Cash flow to creditors and cash flow to shareholders differ in terms of who receives the money. Creditors receive cash flow from interest payments, while shareholders receive it from dividends. However, both measures are important for understanding a company’s financial health.
Can cash flow to creditors be negative? If so, what does it indicate?
Negative cash flow to creditors occurs when a company pays more to its creditors than it receives from them. This suggests that the company relies heavily on borrowing, potentially facing financial strain and increased interest expenses.
What are some common factors that can impact cash flow to creditors?
Factors impacting cash flow to creditors include interest rates, payment terms, and borrowing costs. Higher interest rates can increase the amount owed, while longer payment terms can delay cash inflows. Borrowing costs also affect the overall cash flow to creditors.
How can an investor use cash flow to creditors to assess the financial health of a company?
To assess a company’s financial health, it is important to consider the cash flow to creditors. This metric evaluates the company’s ability to meet its debt obligations, providing insight into its overall stability and solvency.
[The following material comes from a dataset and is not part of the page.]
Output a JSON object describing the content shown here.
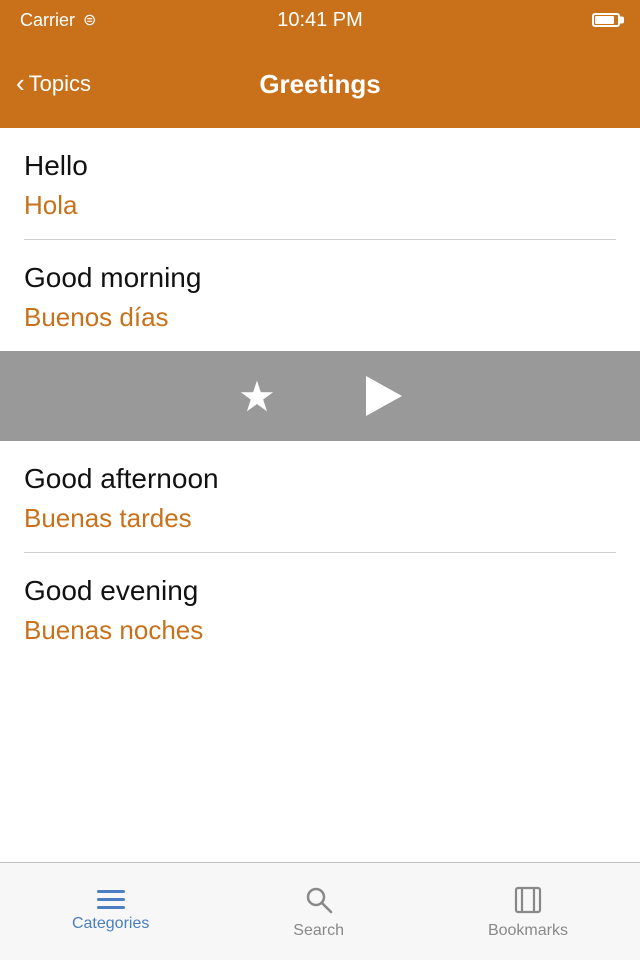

In conclusion, calculating cash flow to creditors is crucial in understanding a company’s financial health. By analyzing the cash flow from operating and financing activities and subtracting dividends paid to shareholders, you can determine the net cash flow to creditors. This insightful calculation provides valuable insights into how much money a company owes to its creditors and helps evaluate its ability to meet debt obligations. Understanding this concept allows for informed decision-making regarding investments and financial planning.